-- Data for this exercise follows --

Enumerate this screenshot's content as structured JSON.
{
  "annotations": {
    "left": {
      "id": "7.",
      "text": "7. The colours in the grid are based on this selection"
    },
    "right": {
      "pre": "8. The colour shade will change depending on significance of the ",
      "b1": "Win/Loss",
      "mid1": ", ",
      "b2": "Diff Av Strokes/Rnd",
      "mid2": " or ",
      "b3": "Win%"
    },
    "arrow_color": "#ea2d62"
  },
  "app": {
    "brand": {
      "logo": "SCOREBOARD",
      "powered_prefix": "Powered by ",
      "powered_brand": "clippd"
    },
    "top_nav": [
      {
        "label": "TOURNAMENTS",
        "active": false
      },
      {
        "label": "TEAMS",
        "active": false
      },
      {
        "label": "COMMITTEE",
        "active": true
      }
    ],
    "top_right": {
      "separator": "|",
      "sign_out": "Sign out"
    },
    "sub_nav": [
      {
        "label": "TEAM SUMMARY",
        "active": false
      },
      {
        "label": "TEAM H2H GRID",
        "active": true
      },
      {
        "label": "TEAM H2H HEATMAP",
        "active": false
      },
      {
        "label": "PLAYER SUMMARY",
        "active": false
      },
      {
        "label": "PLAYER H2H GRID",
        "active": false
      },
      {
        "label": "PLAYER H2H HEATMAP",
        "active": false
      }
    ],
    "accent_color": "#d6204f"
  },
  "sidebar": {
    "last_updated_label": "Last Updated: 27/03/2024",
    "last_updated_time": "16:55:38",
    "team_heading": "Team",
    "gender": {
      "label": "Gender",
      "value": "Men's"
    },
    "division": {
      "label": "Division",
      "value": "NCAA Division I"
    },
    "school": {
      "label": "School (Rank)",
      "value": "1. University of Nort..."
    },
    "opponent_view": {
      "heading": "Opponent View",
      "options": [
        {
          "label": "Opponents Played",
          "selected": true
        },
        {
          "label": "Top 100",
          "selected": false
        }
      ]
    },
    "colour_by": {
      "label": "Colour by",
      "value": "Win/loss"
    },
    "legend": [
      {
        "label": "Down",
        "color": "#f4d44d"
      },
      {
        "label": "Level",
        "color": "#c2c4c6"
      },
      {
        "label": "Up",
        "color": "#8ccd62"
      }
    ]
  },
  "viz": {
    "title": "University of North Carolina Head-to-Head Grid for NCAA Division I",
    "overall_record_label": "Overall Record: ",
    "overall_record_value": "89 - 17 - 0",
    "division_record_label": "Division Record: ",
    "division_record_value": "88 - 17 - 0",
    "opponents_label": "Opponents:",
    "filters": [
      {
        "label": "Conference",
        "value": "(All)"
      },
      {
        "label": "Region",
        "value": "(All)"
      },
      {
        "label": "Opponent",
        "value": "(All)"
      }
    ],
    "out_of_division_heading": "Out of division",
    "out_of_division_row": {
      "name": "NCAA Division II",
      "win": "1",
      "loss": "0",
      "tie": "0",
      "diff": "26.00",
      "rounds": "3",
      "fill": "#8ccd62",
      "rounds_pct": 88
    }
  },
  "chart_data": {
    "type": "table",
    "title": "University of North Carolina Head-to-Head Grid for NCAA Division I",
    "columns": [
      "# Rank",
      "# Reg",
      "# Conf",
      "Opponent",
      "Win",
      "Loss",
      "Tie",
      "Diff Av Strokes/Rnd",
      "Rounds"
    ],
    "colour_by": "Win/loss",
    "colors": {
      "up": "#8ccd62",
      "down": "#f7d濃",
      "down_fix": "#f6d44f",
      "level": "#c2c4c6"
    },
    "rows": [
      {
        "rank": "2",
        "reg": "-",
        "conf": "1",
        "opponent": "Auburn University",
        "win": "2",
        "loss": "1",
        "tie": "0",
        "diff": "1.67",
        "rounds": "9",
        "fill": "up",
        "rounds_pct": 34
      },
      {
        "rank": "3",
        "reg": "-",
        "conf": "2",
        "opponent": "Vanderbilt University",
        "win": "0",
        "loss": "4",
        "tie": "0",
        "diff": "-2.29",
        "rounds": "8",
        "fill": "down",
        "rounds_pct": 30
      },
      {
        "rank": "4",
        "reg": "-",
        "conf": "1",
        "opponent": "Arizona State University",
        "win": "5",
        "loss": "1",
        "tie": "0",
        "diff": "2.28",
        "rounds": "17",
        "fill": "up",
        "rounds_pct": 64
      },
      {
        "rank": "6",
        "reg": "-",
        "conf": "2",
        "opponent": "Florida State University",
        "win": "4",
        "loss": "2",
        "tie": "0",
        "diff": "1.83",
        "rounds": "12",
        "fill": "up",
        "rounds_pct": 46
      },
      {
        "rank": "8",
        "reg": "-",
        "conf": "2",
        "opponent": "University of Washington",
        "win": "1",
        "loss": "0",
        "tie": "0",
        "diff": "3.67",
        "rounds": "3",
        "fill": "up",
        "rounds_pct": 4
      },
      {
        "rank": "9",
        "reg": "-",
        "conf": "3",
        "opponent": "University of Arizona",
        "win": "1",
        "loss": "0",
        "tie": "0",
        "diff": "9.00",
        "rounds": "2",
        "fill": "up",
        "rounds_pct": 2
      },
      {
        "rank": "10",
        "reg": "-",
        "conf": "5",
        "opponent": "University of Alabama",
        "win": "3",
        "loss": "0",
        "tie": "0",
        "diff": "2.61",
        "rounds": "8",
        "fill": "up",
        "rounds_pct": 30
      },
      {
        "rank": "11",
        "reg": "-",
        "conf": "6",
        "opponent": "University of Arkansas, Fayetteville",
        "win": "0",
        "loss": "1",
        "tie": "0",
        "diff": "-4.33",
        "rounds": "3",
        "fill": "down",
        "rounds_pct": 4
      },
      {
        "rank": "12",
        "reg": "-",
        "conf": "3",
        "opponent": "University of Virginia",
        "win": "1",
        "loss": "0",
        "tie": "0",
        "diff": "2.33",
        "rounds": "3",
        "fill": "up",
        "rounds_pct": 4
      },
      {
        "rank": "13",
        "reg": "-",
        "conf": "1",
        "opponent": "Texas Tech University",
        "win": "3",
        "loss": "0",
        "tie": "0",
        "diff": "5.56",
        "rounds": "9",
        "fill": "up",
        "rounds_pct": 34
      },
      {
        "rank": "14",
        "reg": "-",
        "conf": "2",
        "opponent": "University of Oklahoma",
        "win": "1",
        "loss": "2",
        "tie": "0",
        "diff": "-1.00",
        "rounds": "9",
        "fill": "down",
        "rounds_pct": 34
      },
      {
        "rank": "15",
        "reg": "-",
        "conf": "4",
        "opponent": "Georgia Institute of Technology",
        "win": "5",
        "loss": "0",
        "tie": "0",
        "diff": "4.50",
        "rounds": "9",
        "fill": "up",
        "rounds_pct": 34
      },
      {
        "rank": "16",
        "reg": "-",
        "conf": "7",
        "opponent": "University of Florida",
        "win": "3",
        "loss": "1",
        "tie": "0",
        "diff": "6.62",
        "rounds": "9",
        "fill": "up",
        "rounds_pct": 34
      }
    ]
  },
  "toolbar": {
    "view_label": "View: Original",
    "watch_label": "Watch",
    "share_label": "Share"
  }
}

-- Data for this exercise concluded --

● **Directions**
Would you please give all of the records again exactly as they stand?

● **Solution to the problem**
Enumerate this screenshot's content as structured JSON.
{
  "annotations": {
    "left": {
      "id": "7.",
      "text": "7. The colours in the grid are based on this selection"
    },
    "right": {
      "pre": "8. The colour shade will change depending on significance of the ",
      "b1": "Win/Loss",
      "mid1": ", ",
      "b2": "Diff Av Strokes/Rnd",
      "mid2": " or ",
      "b3": "Win%"
    },
    "arrow_color": "#ea2d62"
  },
  "app": {
    "brand": {
      "logo": "SCOREBOARD",
      "powered_prefix": "Powered by ",
      "powered_brand": "clippd"
    },
    "top_nav": [
      {
        "label": "TOURNAMENTS",
        "active": false
      },
      {
        "label": "TEAMS",
        "active": false
      },
      {
        "label": "COMMITTEE",
        "active": true
      }
    ],
    "top_right": {
      "separator": "|",
      "sign_out": "Sign out"
    },
    "sub_nav": [
      {
        "label": "TEAM SUMMARY",
        "active": false
      },
      {
        "label": "TEAM H2H GRID",
        "active": true
      },
      {
        "label": "TEAM H2H HEATMAP",
        "active": false
      },
      {
        "label": "PLAYER SUMMARY",
        "active": false
      },
      {
        "label": "PLAYER H2H GRID",
        "active": false
      },
      {
        "label": "PLAYER H2H HEATMAP",
        "active": false
      }
    ],
    "accent_color": "#d6204f"
  },
  "sidebar": {
    "last_updated_label": "Last Updated: 27/03/2024",
    "last_updated_time": "16:55:38",
    "team_heading": "Team",
    "gender": {
      "label": "Gender",
      "value": "Men's"
    },
    "division": {
      "label": "Division",
      "value": "NCAA Division I"
    },
    "school": {
      "label": "School (Rank)",
      "value": "1. University of Nort..."
    },
    "opponent_view": {
      "heading": "Opponent View",
      "options": [
        {
          "label": "Opponents Played",
          "selected": true
        },
        {
          "label": "Top 100",
          "selected": false
        }
      ]
    },
    "colour_by": {
      "label": "Colour by",
      "value": "Win/loss"
    },
    "legend": [
      {
        "label": "Down",
        "color": "#f4d44d"
      },
      {
        "label": "Level",
        "color": "#c2c4c6"
      },
      {
        "label": "Up",
        "color": "#8ccd62"
      }
    ]
  },
  "viz": {
    "title": "University of North Carolina Head-to-Head Grid for NCAA Division I",
    "overall_record_label": "Overall Record: ",
    "overall_record_value": "89 - 17 - 0",
    "division_record_label": "Division Record: ",
    "division_record_value": "88 - 17 - 0",
    "opponents_label": "Opponents:",
    "filters": [
      {
        "label": "Conference",
        "value": "(All)"
      },
      {
        "label": "Region",
        "value": "(All)"
      },
      {
        "label": "Opponent",
        "value": "(All)"
      }
    ],
    "out_of_division_heading": "Out of division",
    "out_of_division_row": {
      "name": "NCAA Division II",
      "win": "1",
      "loss": "0",
      "tie": "0",
      "diff": "26.00",
      "rounds": "3",
      "fill": "#8ccd62",
      "rounds_pct": 88
    }
  },
  "chart_data": {
    "type": "table",
    "title": "University of North Carolina Head-to-Head Grid for NCAA Division I",
    "columns": [
      "# Rank",
      "# Reg",
      "# Conf",
      "Opponent",
      "Win",
      "Loss",
      "Tie",
      "Diff Av Strokes/Rnd",
      "Rounds"
    ],
    "colour_by": "Win/loss",
    "colors": {
      "up": "#8ccd62",
      "down": "#f7d濃",
      "down_fix": "#f6d44f",
      "level": "#c2c4c6"
    },
    "rows": [
      {
        "rank": "2",
        "reg": "-",
        "conf": "1",
        "opponent": "Auburn University",
        "win": "2",
        "loss": "1",
        "tie": "0",
        "diff": "1.67",
        "rounds": "9",
        "fill": "up",
        "rounds_pct": 34
      },
      {
        "rank": "3",
        "reg": "-",
        "conf": "2",
        "opponent": "Vanderbilt University",
        "win": "0",
        "loss": "4",
        "tie": "0",
        "diff": "-2.29",
        "rounds": "8",
        "fill": "down",
        "rounds_pct": 30
      },
      {
        "rank": "4",
        "reg": "-",
        "conf": "1",
        "opponent": "Arizona State University",
        "win": "5",
        "loss": "1",
        "tie": "0",
        "diff": "2.28",
        "rounds": "17",
        "fill": "up",
        "rounds_pct": 64
      },
      {
        "rank": "6",
        "reg": "-",
        "conf": "2",
        "opponent": "Florida State University",
        "win": "4",
        "loss": "2",
        "tie": "0",
        "diff": "1.83",
        "rounds": "12",
        "fill": "up",
        "rounds_pct": 46
      },
      {
        "rank": "8",
        "reg": "-",
        "conf": "2",
        "opponent": "University of Washington",
        "win": "1",
        "loss": "0",
        "tie": "0",
        "diff": "3.67",
        "rounds": "3",
        "fill": "up",
        "rounds_pct": 4
      },
      {
        "rank": "9",
        "reg": "-",
        "conf": "3",
        "opponent": "University of Arizona",
        "win": "1",
        "loss": "0",
        "tie": "0",
        "diff": "9.00",
        "rounds": "2",
        "fill": "up",
        "rounds_pct": 2
      },
      {
        "rank": "10",
        "reg": "-",
        "conf": "5",
        "opponent": "University of Alabama",
        "win": "3",
        "loss": "0",
        "tie": "0",
        "diff": "2.61",
        "rounds": "8",
        "fill": "up",
        "rounds_pct": 30
      },
      {
        "rank": "11",
        "reg": "-",
        "conf": "6",
        "opponent": "University of Arkansas, Fayetteville",
        "win": "0",
        "loss": "1",
        "tie": "0",
        "diff": "-4.33",
        "rounds": "3",
        "fill": "down",
        "rounds_pct": 4
      },
      {
        "rank": "12",
        "reg": "-",
        "conf": "3",
        "opponent": "University of Virginia",
        "win": "1",
        "loss": "0",
        "tie": "0",
        "diff": "2.33",
        "rounds": "3",
        "fill": "up",
        "rounds_pct": 4
      },
      {
        "rank": "13",
        "reg": "-",
        "conf": "1",
        "opponent": "Texas Tech University",
        "win": "3",
        "loss": "0",
        "tie": "0",
        "diff": "5.56",
        "rounds": "9",
        "fill": "up",
        "rounds_pct": 34
      },
      {
        "rank": "14",
        "reg": "-",
        "conf": "2",
        "opponent": "University of Oklahoma",
        "win": "1",
        "loss": "2",
        "tie": "0",
        "diff": "-1.00",
        "rounds": "9",
        "fill": "down",
        "rounds_pct": 34
      },
      {
        "rank": "15",
        "reg": "-",
        "conf": "4",
        "opponent": "Georgia Institute of Technology",
        "win": "5",
        "loss": "0",
        "tie": "0",
        "diff": "4.50",
        "rounds": "9",
        "fill": "up",
        "rounds_pct": 34
      },
      {
        "rank": "16",
        "reg": "-",
        "conf": "7",
        "opponent": "University of Florida",
        "win": "3",
        "loss": "1",
        "tie": "0",
        "diff": "6.62",
        "rounds": "9",
        "fill": "up",
        "rounds_pct": 34
      }
    ]
  },
  "toolbar": {
    "view_label": "View: Original",
    "watch_label": "Watch",
    "share_label": "Share"
  }
}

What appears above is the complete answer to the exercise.